chert. and H. Hass (Westfalische
and H. Hass (Westfalische Wilhelms Universität, Munster)
feeding habits of Lower Devonian terrestrial fauna; evidence from an
of coprolites preserved in the Rhynie chert.
taphonomy: silicification of plants in Yellowstone hot spring
on silica sinter maturation, preservation and depositional
Island, New Zealand.
silicification of microbes in hot spring settings: implications for
interpretation of ancient silicified microbes.
facies and development of sinter terraces. R. W. Renaut
Saskatchewan), B. Jones (University of Alberta) and R. B. Owen (Hong
of possible metal precipitation pathways resulting from microbial
present in metalliferous hot springs in New Zealand.
silicification: Experimental field and laboratory studies. Liane
G. Benning (University
of Leeds) and
Bruce W. Mountain
Research Centre, Taupo, New Zealand)
Meet Medusa: silicification of arthropods in a modern-day, terrestrial, hot-spring system. L. I. Anderson (National Museum of Scotland), A. Channing (National Museum of Wales), N. H. Trewin (University of Aberdeen) and S. Sturtevant (Billings, Montana).
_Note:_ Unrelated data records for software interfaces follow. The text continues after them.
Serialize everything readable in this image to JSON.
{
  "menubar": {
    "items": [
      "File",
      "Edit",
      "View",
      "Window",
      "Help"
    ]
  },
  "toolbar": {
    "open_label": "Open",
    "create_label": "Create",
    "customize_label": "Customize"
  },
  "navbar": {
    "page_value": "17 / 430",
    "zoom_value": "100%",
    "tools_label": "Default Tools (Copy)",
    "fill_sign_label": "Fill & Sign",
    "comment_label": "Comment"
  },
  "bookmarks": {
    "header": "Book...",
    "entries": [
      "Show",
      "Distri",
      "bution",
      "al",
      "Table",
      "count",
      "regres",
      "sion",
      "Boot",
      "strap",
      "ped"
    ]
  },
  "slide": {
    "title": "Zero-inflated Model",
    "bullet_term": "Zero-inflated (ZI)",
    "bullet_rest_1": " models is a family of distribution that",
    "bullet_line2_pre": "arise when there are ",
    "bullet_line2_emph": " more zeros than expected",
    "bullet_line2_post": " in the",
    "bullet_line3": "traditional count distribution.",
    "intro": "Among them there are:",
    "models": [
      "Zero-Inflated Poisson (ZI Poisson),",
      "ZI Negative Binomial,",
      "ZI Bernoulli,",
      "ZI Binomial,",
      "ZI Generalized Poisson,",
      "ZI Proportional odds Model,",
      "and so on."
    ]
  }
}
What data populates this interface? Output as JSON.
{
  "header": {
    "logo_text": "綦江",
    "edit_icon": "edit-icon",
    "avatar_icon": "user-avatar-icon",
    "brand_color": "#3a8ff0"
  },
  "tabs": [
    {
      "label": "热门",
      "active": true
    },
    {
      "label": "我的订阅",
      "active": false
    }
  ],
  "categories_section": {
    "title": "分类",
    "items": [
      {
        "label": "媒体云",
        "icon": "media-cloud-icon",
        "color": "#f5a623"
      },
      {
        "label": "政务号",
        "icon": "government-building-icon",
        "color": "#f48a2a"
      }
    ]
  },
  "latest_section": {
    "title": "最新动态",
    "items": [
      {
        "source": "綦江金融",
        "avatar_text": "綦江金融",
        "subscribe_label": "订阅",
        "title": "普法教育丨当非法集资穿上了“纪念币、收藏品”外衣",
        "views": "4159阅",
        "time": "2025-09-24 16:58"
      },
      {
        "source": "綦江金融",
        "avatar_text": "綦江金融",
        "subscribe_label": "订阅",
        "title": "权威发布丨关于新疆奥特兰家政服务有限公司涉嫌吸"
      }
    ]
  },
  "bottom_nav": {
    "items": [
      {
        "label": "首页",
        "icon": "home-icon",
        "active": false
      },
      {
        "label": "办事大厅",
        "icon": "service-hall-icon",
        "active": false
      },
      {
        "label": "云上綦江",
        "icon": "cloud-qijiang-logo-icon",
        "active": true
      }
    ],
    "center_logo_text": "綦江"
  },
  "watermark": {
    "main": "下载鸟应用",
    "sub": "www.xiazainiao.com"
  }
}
wetland dominated by
unconsolidated chemically precipitated silica sediment: A window on
deposition in Palaeozoic geothermal environments?
Rhynie chert: Department of Palaeontology, Natural History Museum, London, Collection. P. G. Davis (Natural History Museum)
A new crustacean from the Pragian Rhynie chert, Rhynie, Aberdeenshire, Scotland. S. R. Fayers and N. H. Trewin (University of Aberdeen)
The Rhynie chert - a web-based teaching and learning resource. N. H. Trewin, S. R. Fayers (University of Aberdeen) and L. I. Anderson (National Museum of Scotland)
Devonian Disaster ~
lahars and lagoons in northern New Brunswick.
magmatic-hydrothermal systems in Cenozoic arc basalts, South Shetland
between 3 boreholes,
drilled within the Rhynie SSSI, Aberdeenshire, Scotland. E.
Wilson and N. H.
Trewin (University of Aberdeen)
Old Red Sandstone Life Beyond the Litter: Devonian Terrestrial Arthropods Outside of Rhynie and Gilboa. Heather M. Wilson (University of Maryland)